:: What you will do ::
When you reach the line containing "Output a JSON", repeat that line and each one after it exactly until the records end, leaving out pictures.

[Records drawn from a dataset]
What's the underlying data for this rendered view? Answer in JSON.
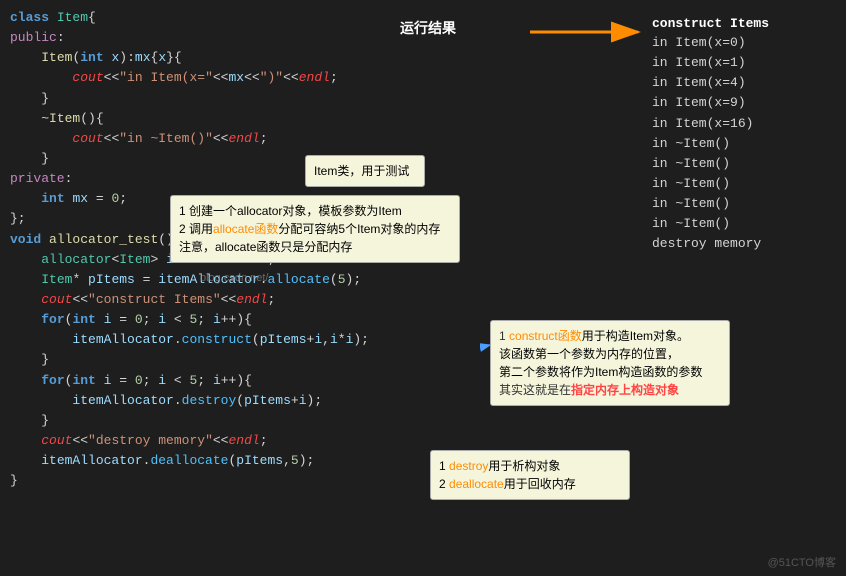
{
  "code": {
    "lines": [
      {
        "text": "class Item{",
        "type": "class-decl"
      },
      {
        "text": "public:",
        "type": "access"
      },
      {
        "text": "    Item(int x):mx{x}{",
        "type": "normal"
      },
      {
        "text": "        cout<<\"in Item(x=\"<<mx<<\")\"<<endl;",
        "type": "cout"
      },
      {
        "text": "    }",
        "type": "normal"
      },
      {
        "text": "    ~Item(){",
        "type": "destructor"
      },
      {
        "text": "        cout<<\"in ~Item()\"<<endl;",
        "type": "cout"
      },
      {
        "text": "    }",
        "type": "normal"
      },
      {
        "text": "private:",
        "type": "access"
      },
      {
        "text": "    int mx = 0;",
        "type": "normal"
      },
      {
        "text": "};",
        "type": "normal"
      },
      {
        "text": "void allocator_test(){",
        "type": "fn-decl"
      },
      {
        "text": "    allocator<Item> itemAllocator;",
        "type": "normal"
      },
      {
        "text": "    Item* pItems = itemAllocator.allocate(5);",
        "type": "normal"
      },
      {
        "text": "    cout<<\"construct Items\"<<endl;",
        "type": "cout"
      },
      {
        "text": "    for(int i = 0; i < 5; i++){",
        "type": "for"
      },
      {
        "text": "        itemAllocator.construct(pItems+i,i*i);",
        "type": "construct"
      },
      {
        "text": "    }",
        "type": "normal"
      },
      {
        "text": "    for(int i = 0; i < 5; i++){",
        "type": "for"
      },
      {
        "text": "        itemAllocator.destroy(pItems+i);",
        "type": "destroy"
      },
      {
        "text": "    }",
        "type": "normal"
      },
      {
        "text": "    cout<<\"destroy memory\"<<endl;",
        "type": "cout"
      },
      {
        "text": "    itemAllocator.deallocate(pItems,5);",
        "type": "normal"
      },
      {
        "text": "}",
        "type": "normal"
      }
    ]
  },
  "results": {
    "header": "construct Items",
    "lines": [
      "in Item(x=0)",
      "in Item(x=1)",
      "in Item(x=4)",
      "in Item(x=9)",
      "in Item(x=16)",
      "in ~Item()",
      "in ~Item()",
      "in ~Item()",
      "in ~Item()",
      "in ~Item()",
      "destroy memory"
    ]
  },
  "labels": {
    "runtime": "运行结果",
    "item_class_tooltip": "Item类，用于测试",
    "allocator_tooltip_line1": "1 创建一个allocator对象，模板参数为Item",
    "allocator_tooltip_line2": "2 调用allocate函数分配可容纳5个Item对象的内存",
    "allocator_tooltip_line3": "注意，allocate函数只是分配内存",
    "construct_tooltip_line1": "1 construct函数用于构造Item对象。",
    "construct_tooltip_line2": "该函数第一个参数为内存的位置，",
    "construct_tooltip_line3": "第二个参数将作为Item构造函数的参数",
    "construct_tooltip_line4": "其实这就是在指定内存上构造对象",
    "destroy_tooltip_line1": "1 destroy用于析构对象",
    "destroy_tooltip_line2": "2 deallocate用于回收内存",
    "watermark": "@51CTO博客",
    "blog_watermark": "blog.csdn.net/"
  }
}
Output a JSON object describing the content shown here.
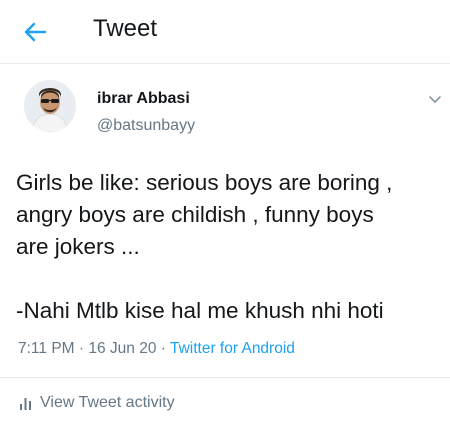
{
  "header": {
    "title": "Tweet",
    "back_icon": "arrow-left-icon"
  },
  "author": {
    "name": "ibrar Abbasi",
    "handle": "@batsunbayy"
  },
  "tweet": {
    "lines": [
      "Girls be like: serious boys are boring ,",
      "angry boys are childish , funny boys",
      "are jokers ...",
      "-Nahi Mtlb kise hal me khush nhi hoti"
    ]
  },
  "meta": {
    "time": "7:11 PM",
    "separator": "·",
    "date": "16 Jun 20",
    "source": "Twitter for Android"
  },
  "activity": {
    "label": "View Tweet activity",
    "icon": "analytics-icon"
  },
  "colors": {
    "accent": "#1da1f2",
    "muted": "#657786",
    "text": "#14171a",
    "border": "#e6ecf0"
  }
}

:: Task answer ::
Output a JSON object describing the content shown here.
{
  "header": {
    "title": "Tweet",
    "back_icon": "arrow-left-icon"
  },
  "author": {
    "name": "ibrar Abbasi",
    "handle": "@batsunbayy"
  },
  "tweet": {
    "lines": [
      "Girls be like: serious boys are boring ,",
      "angry boys are childish , funny boys",
      "are jokers ...",
      "-Nahi Mtlb kise hal me khush nhi hoti"
    ]
  },
  "meta": {
    "time": "7:11 PM",
    "separator": "·",
    "date": "16 Jun 20",
    "source": "Twitter for Android"
  },
  "activity": {
    "label": "View Tweet activity",
    "icon": "analytics-icon"
  },
  "colors": {
    "accent": "#1da1f2",
    "muted": "#657786",
    "text": "#14171a",
    "border": "#e6ecf0"
  }
}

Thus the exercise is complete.